**GOAL OF THE EXERCISE**. The response should be an exact copy of the records, with the pictures removed.

**Source records**.
::::

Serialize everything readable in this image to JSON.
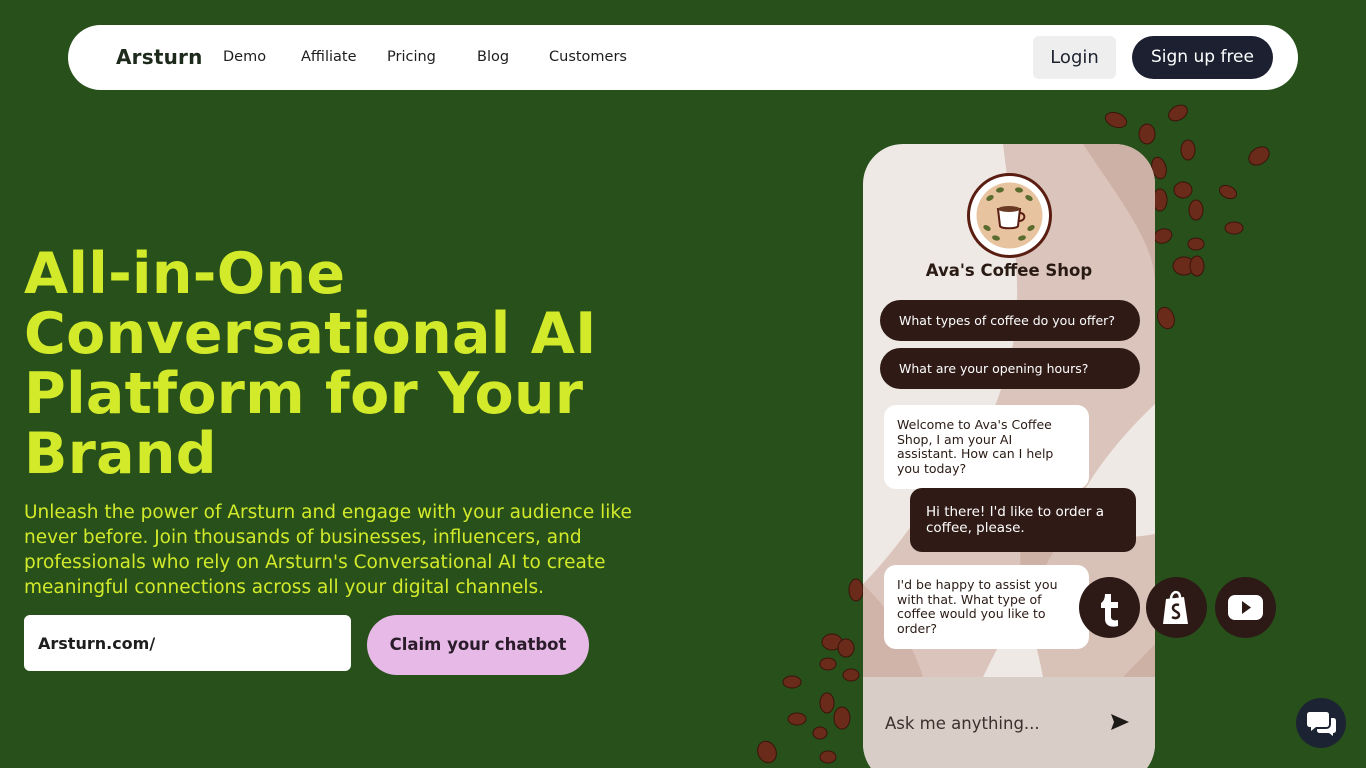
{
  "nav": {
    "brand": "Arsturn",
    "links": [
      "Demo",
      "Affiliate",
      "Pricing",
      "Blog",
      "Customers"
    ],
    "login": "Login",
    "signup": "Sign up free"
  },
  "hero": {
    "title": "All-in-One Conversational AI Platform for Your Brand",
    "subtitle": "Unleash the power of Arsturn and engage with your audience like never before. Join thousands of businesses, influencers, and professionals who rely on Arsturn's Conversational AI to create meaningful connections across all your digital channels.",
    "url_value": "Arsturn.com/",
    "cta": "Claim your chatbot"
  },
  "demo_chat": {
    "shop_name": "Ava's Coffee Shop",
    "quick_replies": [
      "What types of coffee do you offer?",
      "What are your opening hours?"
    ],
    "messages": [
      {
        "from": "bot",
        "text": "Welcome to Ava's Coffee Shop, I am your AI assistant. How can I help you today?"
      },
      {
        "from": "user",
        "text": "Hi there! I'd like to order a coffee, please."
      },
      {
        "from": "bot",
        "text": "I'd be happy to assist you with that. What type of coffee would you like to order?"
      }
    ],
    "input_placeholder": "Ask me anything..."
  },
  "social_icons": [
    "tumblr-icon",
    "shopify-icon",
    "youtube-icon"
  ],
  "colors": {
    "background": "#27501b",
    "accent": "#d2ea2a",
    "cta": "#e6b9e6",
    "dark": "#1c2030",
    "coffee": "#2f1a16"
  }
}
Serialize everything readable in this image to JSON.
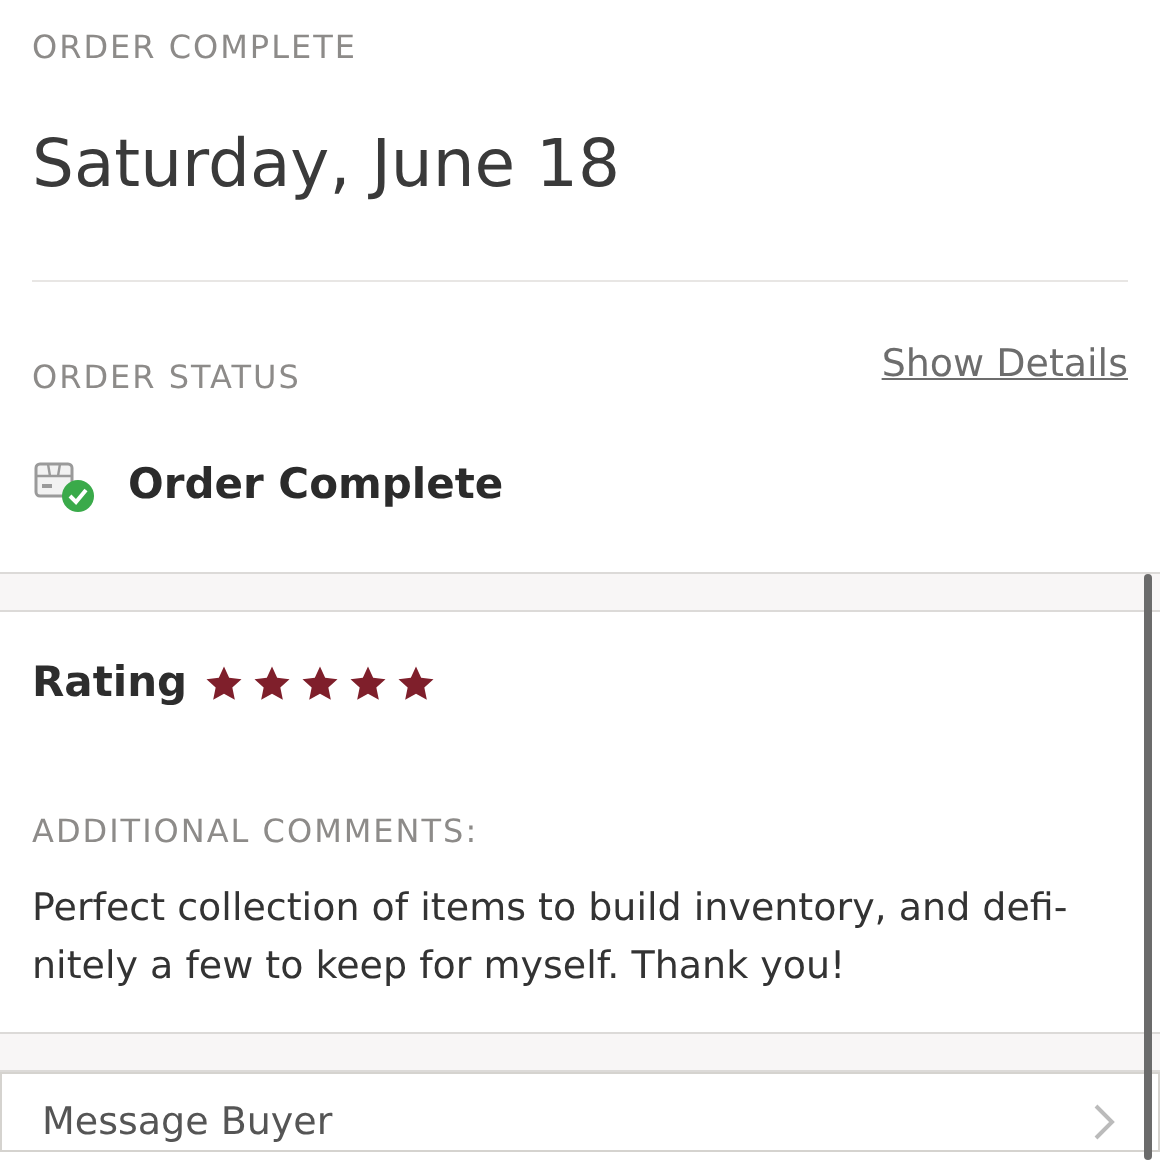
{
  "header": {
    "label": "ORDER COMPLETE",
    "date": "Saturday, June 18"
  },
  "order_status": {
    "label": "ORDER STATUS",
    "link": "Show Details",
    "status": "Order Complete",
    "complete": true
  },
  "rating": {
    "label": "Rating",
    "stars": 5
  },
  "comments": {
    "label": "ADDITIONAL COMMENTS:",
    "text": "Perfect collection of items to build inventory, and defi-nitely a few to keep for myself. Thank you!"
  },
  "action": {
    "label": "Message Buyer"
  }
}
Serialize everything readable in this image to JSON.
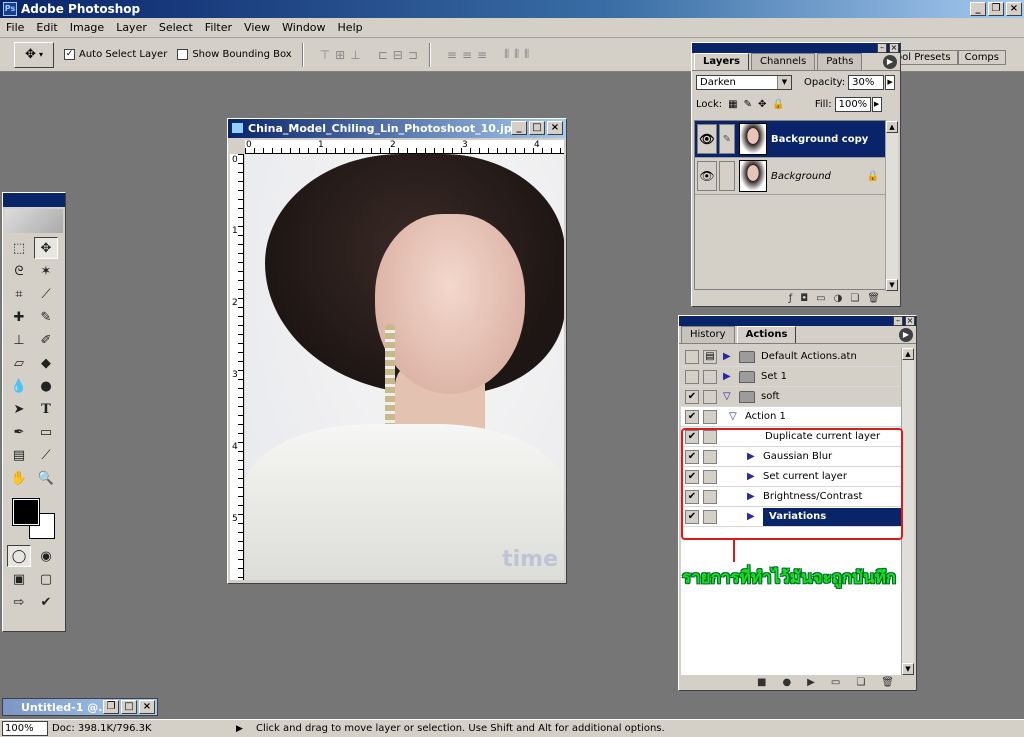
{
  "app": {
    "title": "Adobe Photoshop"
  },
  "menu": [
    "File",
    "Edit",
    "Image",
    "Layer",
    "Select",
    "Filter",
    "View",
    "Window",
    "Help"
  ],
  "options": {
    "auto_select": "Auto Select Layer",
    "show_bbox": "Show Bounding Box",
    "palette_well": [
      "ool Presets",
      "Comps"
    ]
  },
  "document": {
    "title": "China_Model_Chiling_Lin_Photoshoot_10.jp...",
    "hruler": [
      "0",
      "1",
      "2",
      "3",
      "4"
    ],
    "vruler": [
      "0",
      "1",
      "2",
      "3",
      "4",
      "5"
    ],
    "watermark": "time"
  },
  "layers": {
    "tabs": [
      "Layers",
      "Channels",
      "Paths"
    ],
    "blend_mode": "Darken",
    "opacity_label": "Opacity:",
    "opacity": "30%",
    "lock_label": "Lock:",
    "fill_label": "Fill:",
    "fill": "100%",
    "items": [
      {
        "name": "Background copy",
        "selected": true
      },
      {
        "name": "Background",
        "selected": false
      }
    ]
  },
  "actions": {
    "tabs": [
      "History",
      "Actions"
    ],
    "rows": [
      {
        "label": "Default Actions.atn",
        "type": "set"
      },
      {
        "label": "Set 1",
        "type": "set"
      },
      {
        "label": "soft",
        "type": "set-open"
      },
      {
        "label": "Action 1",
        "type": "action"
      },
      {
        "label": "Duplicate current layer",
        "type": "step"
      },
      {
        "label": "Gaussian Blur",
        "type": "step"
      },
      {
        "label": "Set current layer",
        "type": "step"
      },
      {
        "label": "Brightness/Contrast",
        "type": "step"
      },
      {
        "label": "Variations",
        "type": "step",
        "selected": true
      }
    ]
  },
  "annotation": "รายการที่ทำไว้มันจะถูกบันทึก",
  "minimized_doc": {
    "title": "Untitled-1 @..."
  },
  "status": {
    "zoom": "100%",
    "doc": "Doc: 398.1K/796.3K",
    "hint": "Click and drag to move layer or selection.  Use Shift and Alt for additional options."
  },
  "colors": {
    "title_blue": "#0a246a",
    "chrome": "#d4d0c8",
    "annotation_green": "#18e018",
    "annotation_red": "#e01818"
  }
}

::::

**ANSWER SPACE**.
Serialize everything readable in this image to JSON.
{
  "nav": {
    "brand": "Arsturn",
    "links": [
      "Demo",
      "Affiliate",
      "Pricing",
      "Blog",
      "Customers"
    ],
    "login": "Login",
    "signup": "Sign up free"
  },
  "hero": {
    "title": "All-in-One Conversational AI Platform for Your Brand",
    "subtitle": "Unleash the power of Arsturn and engage with your audience like never before. Join thousands of businesses, influencers, and professionals who rely on Arsturn's Conversational AI to create meaningful connections across all your digital channels.",
    "url_value": "Arsturn.com/",
    "cta": "Claim your chatbot"
  },
  "demo_chat": {
    "shop_name": "Ava's Coffee Shop",
    "quick_replies": [
      "What types of coffee do you offer?",
      "What are your opening hours?"
    ],
    "messages": [
      {
        "from": "bot",
        "text": "Welcome to Ava's Coffee Shop, I am your AI assistant. How can I help you today?"
      },
      {
        "from": "user",
        "text": "Hi there! I'd like to order a coffee, please."
      },
      {
        "from": "bot",
        "text": "I'd be happy to assist you with that. What type of coffee would you like to order?"
      }
    ],
    "input_placeholder": "Ask me anything..."
  },
  "social_icons": [
    "tumblr-icon",
    "shopify-icon",
    "youtube-icon"
  ],
  "colors": {
    "background": "#27501b",
    "accent": "#d2ea2a",
    "cta": "#e6b9e6",
    "dark": "#1c2030",
    "coffee": "#2f1a16"
  }
}
Serialize everything readable in this image to JSON.
{
  "header": {
    "label": "ORDER COMPLETE",
    "date": "Saturday, June 18"
  },
  "order_status": {
    "label": "ORDER STATUS",
    "link": "Show Details",
    "status": "Order Complete",
    "complete": true
  },
  "rating": {
    "label": "Rating",
    "stars": 5
  },
  "comments": {
    "label": "ADDITIONAL COMMENTS:",
    "text": "Perfect collection of items to build inventory, and defi-nitely a few to keep for myself. Thank you!"
  },
  "action": {
    "label": "Message Buyer"
  }
}
Serialize everything readable in this image to JSON.
{
  "app": {
    "title": "Adobe Photoshop"
  },
  "menu": [
    "File",
    "Edit",
    "Image",
    "Layer",
    "Select",
    "Filter",
    "View",
    "Window",
    "Help"
  ],
  "options": {
    "auto_select": "Auto Select Layer",
    "show_bbox": "Show Bounding Box",
    "palette_well": [
      "ool Presets",
      "Comps"
    ]
  },
  "document": {
    "title": "China_Model_Chiling_Lin_Photoshoot_10.jp...",
    "hruler": [
      "0",
      "1",
      "2",
      "3",
      "4"
    ],
    "vruler": [
      "0",
      "1",
      "2",
      "3",
      "4",
      "5"
    ],
    "watermark": "time"
  },
  "layers": {
    "tabs": [
      "Layers",
      "Channels",
      "Paths"
    ],
    "blend_mode": "Darken",
    "opacity_label": "Opacity:",
    "opacity": "30%",
    "lock_label": "Lock:",
    "fill_label": "Fill:",
    "fill": "100%",
    "items": [
      {
        "name": "Background copy",
        "selected": true
      },
      {
        "name": "Background",
        "selected": false
      }
    ]
  },
  "actions": {
    "tabs": [
      "History",
      "Actions"
    ],
    "rows": [
      {
        "label": "Default Actions.atn",
        "type": "set"
      },
      {
        "label": "Set 1",
        "type": "set"
      },
      {
        "label": "soft",
        "type": "set-open"
      },
      {
        "label": "Action 1",
        "type": "action"
      },
      {
        "label": "Duplicate current layer",
        "type": "step"
      },
      {
        "label": "Gaussian Blur",
        "type": "step"
      },
      {
        "label": "Set current layer",
        "type": "step"
      },
      {
        "label": "Brightness/Contrast",
        "type": "step"
      },
      {
        "label": "Variations",
        "type": "step",
        "selected": true
      }
    ]
  },
  "annotation": "รายการที่ทำไว้มันจะถูกบันทึก",
  "minimized_doc": {
    "title": "Untitled-1 @..."
  },
  "status": {
    "zoom": "100%",
    "doc": "Doc: 398.1K/796.3K",
    "hint": "Click and drag to move layer or selection.  Use Shift and Alt for additional options."
  },
  "colors": {
    "title_blue": "#0a246a",
    "chrome": "#d4d0c8",
    "annotation_green": "#18e018",
    "annotation_red": "#e01818"
  }
}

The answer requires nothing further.